Again, the listeners began quarreling as this information was appalling. How can this man give us his flesh to eat? This was hard to take for many of them and some went back and no longer went with Him.

Both those Jews and those disciples who left and who had accepted everything up to this point, would have probably remained with Jesus if He had said He was speaking only symbolically. However, Jesus did not change His mind. In John 6, we have an extended promise of what would be instituted at the Last Supper.

What a gift Jesus has given us in His body and blood. In it, we experience thankfulness in knowing that everything we have, including our coming to Jesus is a gift!

We experience humbleness. We accept that we did not provide the impulse that brought us to Christ. God did. He drew us to Him.

We experience hopefulness for the conversion of those we love. We know that when God calls the dead, they rise and when God draws His sheep, they come.

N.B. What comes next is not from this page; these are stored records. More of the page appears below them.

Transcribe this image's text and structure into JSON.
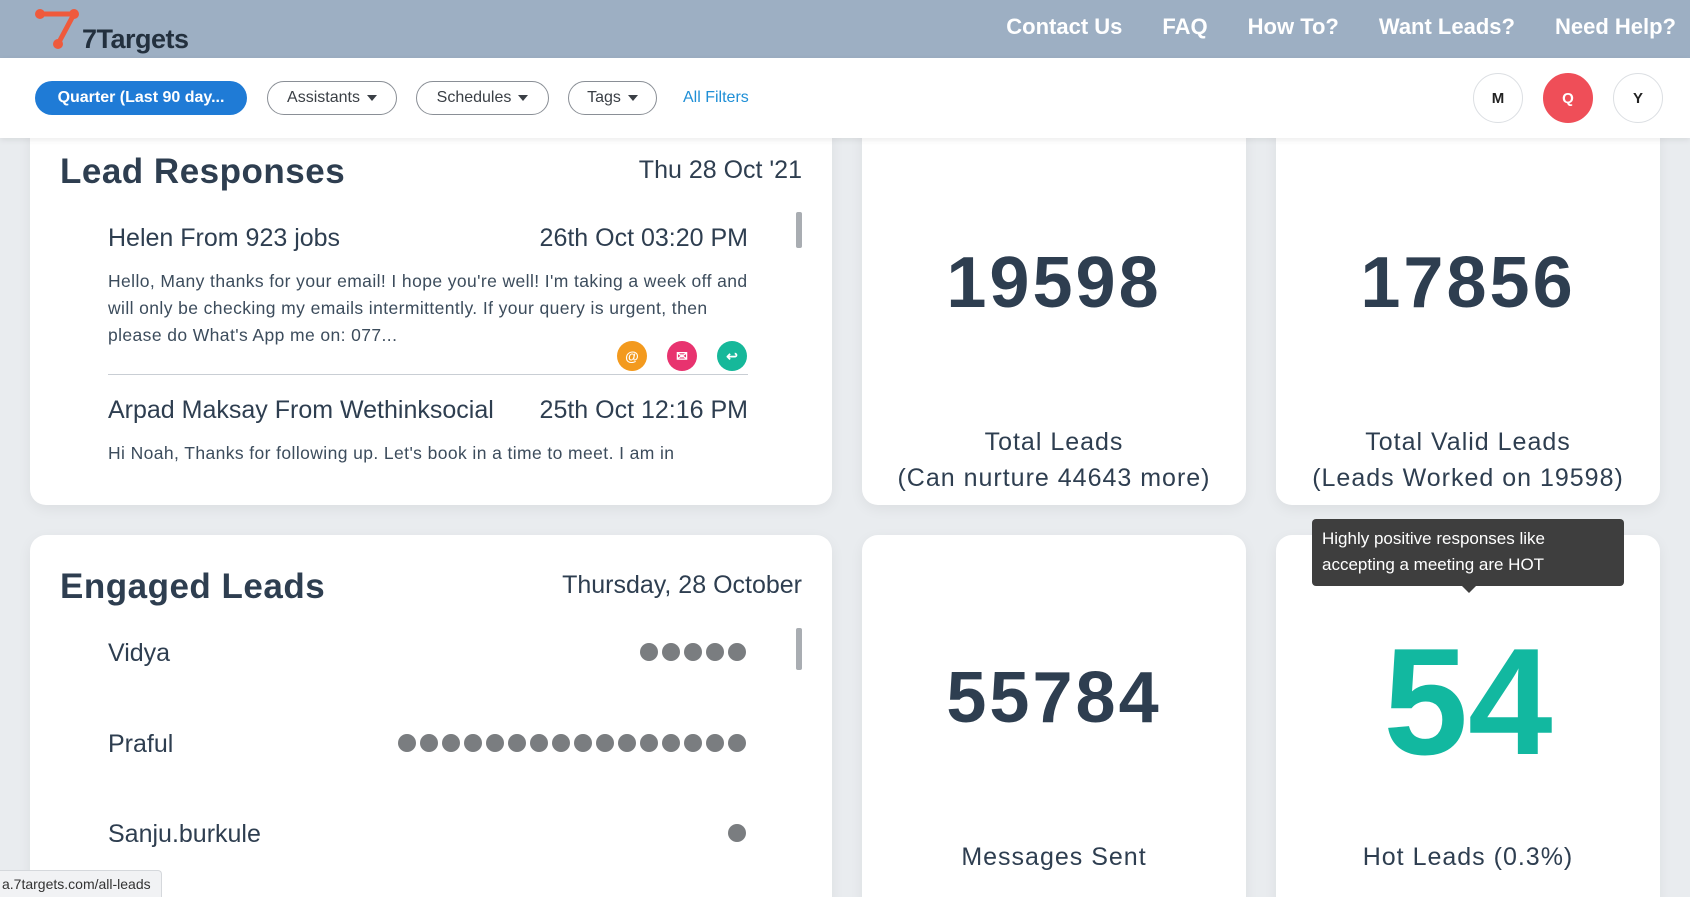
{
  "brand": {
    "name": "7Targets"
  },
  "nav": {
    "links": [
      "Contact Us",
      "FAQ",
      "How To?",
      "Want Leads?",
      "Need Help?"
    ]
  },
  "filters": {
    "period": "Quarter (Last 90 day...",
    "assistants": "Assistants",
    "schedules": "Schedules",
    "tags": "Tags",
    "all_filters": "All Filters",
    "range_buttons": [
      "M",
      "Q",
      "Y"
    ],
    "active_range": "Q"
  },
  "lead_responses": {
    "title": "Lead Responses",
    "date": "Thu 28 Oct '21",
    "items": [
      {
        "name": "Helen From 923 jobs",
        "time": "26th Oct 03:20 PM",
        "body": "Hello, Many thanks for your email! I hope you're well! I'm taking a week off and will only be checking my emails intermittently. If your query is urgent, then please do What's App me on: 077..."
      },
      {
        "name": "Arpad Maksay From Wethinksocial",
        "time": "25th Oct 12:16 PM",
        "body": "Hi Noah, Thanks for following up. Let's book in a time to meet. I am in"
      }
    ],
    "action_icons": [
      {
        "icon": "at-icon",
        "glyph": "@",
        "color": "#f39a1e"
      },
      {
        "icon": "envelope-icon",
        "glyph": "✉",
        "color": "#e8336f"
      },
      {
        "icon": "reply-icon",
        "glyph": "↩",
        "color": "#16b89a"
      }
    ]
  },
  "stats": {
    "total_leads": {
      "value": "19598",
      "label_line1": "Total Leads",
      "label_line2": "(Can nurture 44643 more)"
    },
    "total_valid_leads": {
      "value": "17856",
      "label_line1": "Total Valid Leads",
      "label_line2": "(Leads Worked on 19598)"
    },
    "messages_sent": {
      "value": "55784",
      "label": "Messages Sent"
    },
    "hot_leads": {
      "value": "54",
      "label": "Hot Leads (0.3%)",
      "color": "#12b8a0"
    }
  },
  "engaged_leads": {
    "title": "Engaged Leads",
    "date": "Thursday, 28 October",
    "items": [
      {
        "name": "Vidya",
        "engagement_count": 5
      },
      {
        "name": "Praful",
        "engagement_count": 16
      },
      {
        "name": "Sanju.burkule",
        "engagement_count": 1
      }
    ]
  },
  "tooltip": {
    "text": "Highly positive responses like accepting a meeting are HOT"
  },
  "status_bar": {
    "url": "a.7targets.com/all-leads"
  }
}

We also experience closeness. We have an intimate union with Jesus who said, “He who eats My body and drinks My blood, abides in Me and I in him.” How much closer can we be to Him?

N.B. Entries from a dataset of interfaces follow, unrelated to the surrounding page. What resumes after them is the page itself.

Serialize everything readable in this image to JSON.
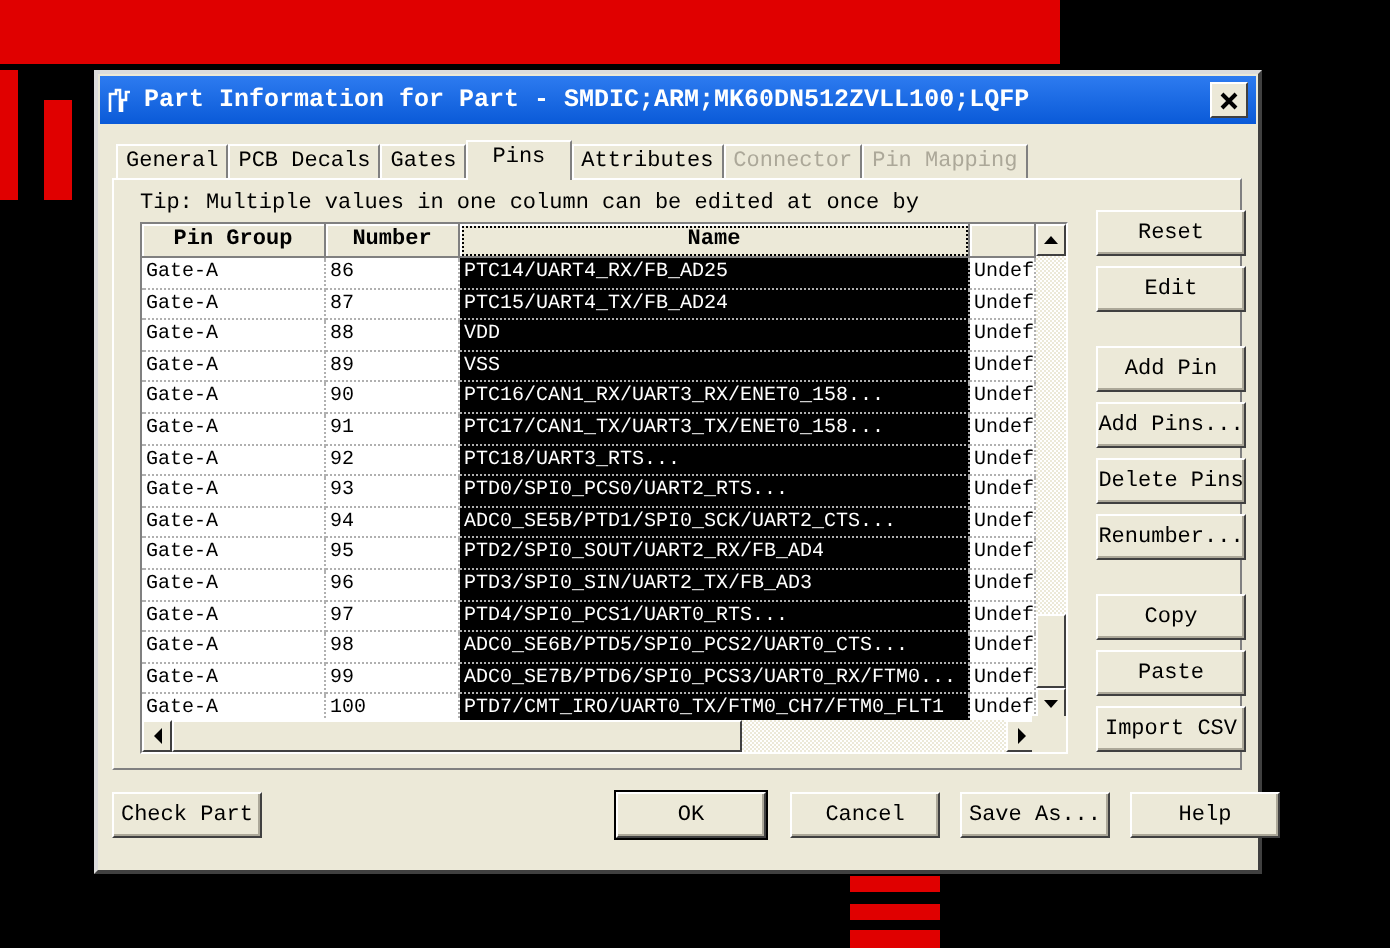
{
  "window": {
    "title": "Part Information for Part - SMDIC;ARM;MK60DN512ZVLL100;LQFP"
  },
  "tabs": [
    {
      "label": "General",
      "selected": false,
      "disabled": false
    },
    {
      "label": "PCB Decals",
      "selected": false,
      "disabled": false
    },
    {
      "label": "Gates",
      "selected": false,
      "disabled": false
    },
    {
      "label": "Pins",
      "selected": true,
      "disabled": false
    },
    {
      "label": "Attributes",
      "selected": false,
      "disabled": false
    },
    {
      "label": "Connector",
      "selected": false,
      "disabled": true
    },
    {
      "label": "Pin Mapping",
      "selected": false,
      "disabled": true
    }
  ],
  "tip": "Tip: Multiple values in one column can be edited at once by",
  "table": {
    "columns": [
      {
        "label": "Pin Group",
        "selected": false
      },
      {
        "label": "Number",
        "selected": false
      },
      {
        "label": "Name",
        "selected": true
      },
      {
        "selected": false
      }
    ],
    "rows": [
      [
        "Gate-A",
        "86",
        "PTC14/UART4_RX/FB_AD25",
        "Undef"
      ],
      [
        "Gate-A",
        "87",
        "PTC15/UART4_TX/FB_AD24",
        "Undef"
      ],
      [
        "Gate-A",
        "88",
        "VDD",
        "Undef"
      ],
      [
        "Gate-A",
        "89",
        "VSS",
        "Undef"
      ],
      [
        "Gate-A",
        "90",
        "PTC16/CAN1_RX/UART3_RX/ENET0_158...",
        "Undef"
      ],
      [
        "Gate-A",
        "91",
        "PTC17/CAN1_TX/UART3_TX/ENET0_158...",
        "Undef"
      ],
      [
        "Gate-A",
        "92",
        "PTC18/UART3_RTS...",
        "Undef"
      ],
      [
        "Gate-A",
        "93",
        "PTD0/SPI0_PCS0/UART2_RTS...",
        "Undef"
      ],
      [
        "Gate-A",
        "94",
        "ADC0_SE5B/PTD1/SPI0_SCK/UART2_CTS...",
        "Undef"
      ],
      [
        "Gate-A",
        "95",
        "PTD2/SPI0_SOUT/UART2_RX/FB_AD4",
        "Undef"
      ],
      [
        "Gate-A",
        "96",
        "PTD3/SPI0_SIN/UART2_TX/FB_AD3",
        "Undef"
      ],
      [
        "Gate-A",
        "97",
        "PTD4/SPI0_PCS1/UART0_RTS...",
        "Undef"
      ],
      [
        "Gate-A",
        "98",
        "ADC0_SE6B/PTD5/SPI0_PCS2/UART0_CTS...",
        "Undef"
      ],
      [
        "Gate-A",
        "99",
        "ADC0_SE7B/PTD6/SPI0_PCS3/UART0_RX/FTM0...",
        "Undef"
      ],
      [
        "Gate-A",
        "100",
        "PTD7/CMT_IRO/UART0_TX/FTM0_CH7/FTM0_FLT1",
        "Undef"
      ]
    ]
  },
  "side_button_groups": [
    [
      "Reset",
      "Edit"
    ],
    [
      "Add Pin",
      "Add Pins...",
      "Delete Pins",
      "Renumber..."
    ],
    [
      "Copy",
      "Paste",
      "Import CSV"
    ]
  ],
  "bottom_buttons": [
    {
      "label": "Check Part",
      "default": false
    },
    {
      "label": "OK",
      "default": true
    },
    {
      "label": "Cancel",
      "default": false
    },
    {
      "label": "Save As...",
      "default": false
    },
    {
      "label": "Help",
      "default": false
    }
  ]
}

According to St. John Chrysostom, receiving Jesus in Holy Eucharist commits us to the poor. Our eyes are opened to those who need our help.

Reception of the Eucharist also increases the grace we received at Baptism. This enables us to resist temptation more often.

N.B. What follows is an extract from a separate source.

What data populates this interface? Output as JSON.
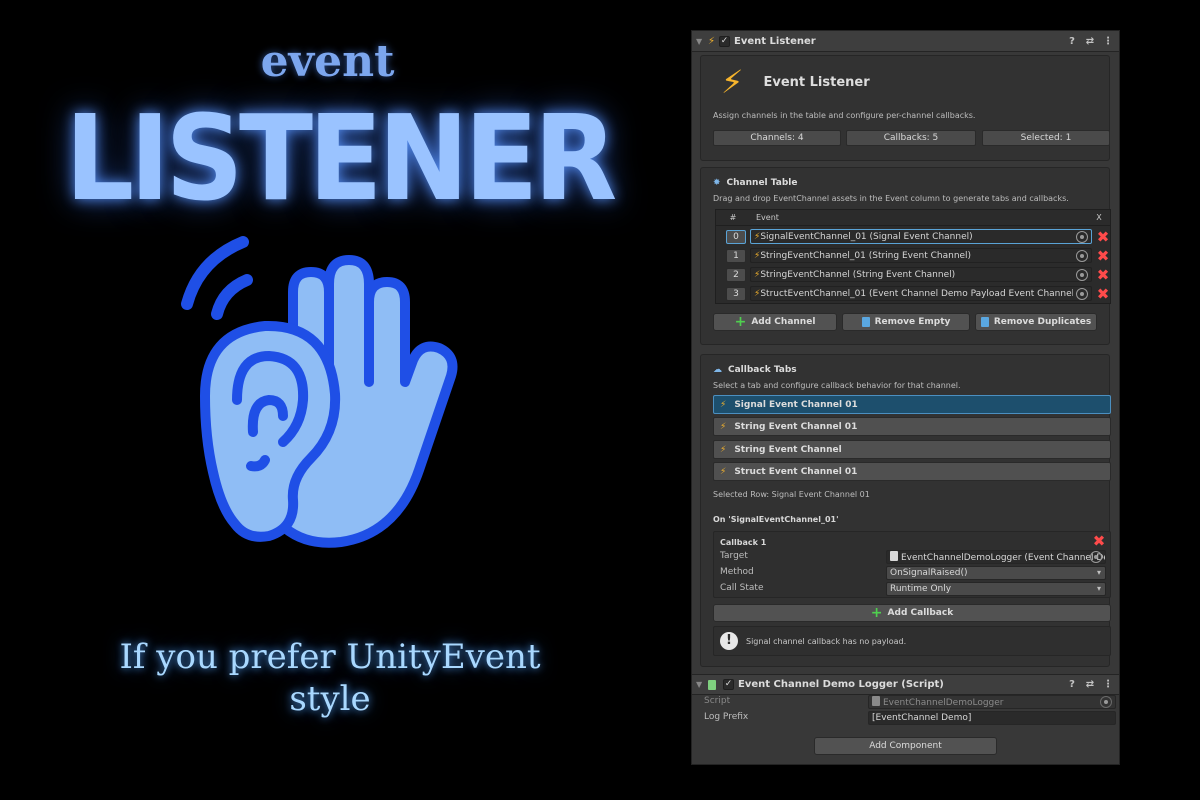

Our charity is strengthened. This living charity wipes away venial sins and preserves us from future mortal sins. The more we share in the life of Christ, the more difficult it is to break away from Him by mortal sin.

In one of his homilies, Pope Francis said he will ask the Holy Spirit to deepen his faith that the Eucharist is the center of his life. He will embrace the teaching that nothing else has as much importance as true devotion to the Eucharist.

A few Sunday’s ago, Father Jim at St. Philip Neri Church, told the congregation a story about his sister and brother, both living out of town. Father was going there to visit them because his sister has been sick. She told Father by phone that she hoped his plane would not be late because the brother probably would not wait at the airport for him. Father said to her, “You mean if the airplane is an hour late, he would not wait for me?”
“No, said his sister. He’s crotchety in his old age.” (66)

Father responded to her, “Tell him to go to Mass and Communion every day! If you go to daily Mass, there’s no way you can be crotchety,” he advised.

I don’t know about you, but the people I know who go to daily Mass and Holy Communion would not be considered “crotchety!” I think Father Jim is right. For the most part, daily communicants follow God’s command to love Him and love others. They seem to be at peace and trust in God’s goodness and mercy. They have their priorities in order. They obviously want spiritual nourishment in this life and eternal happiness in the world to come.

As Debra told us a few weeks ago, we should try to attend Mass and Holy Communion at least once a week other than our Sunday obligation. I believe it will make a positive difference in our lives. For some, the more you go, the more often you want to go to be spiritually fed. As Catholics, Father Shields reminded us last week, “Our life centers on the altar.”

In conclusion, we pray.
Jesus, You are the living bread that sustains us in this life. May we always hunger for the bread that comes from heaven and find in it the nourishment we need to love and serve you. May we live in joy and peace with the Father, Son, and Holy Spirit now and in eternity. Amen.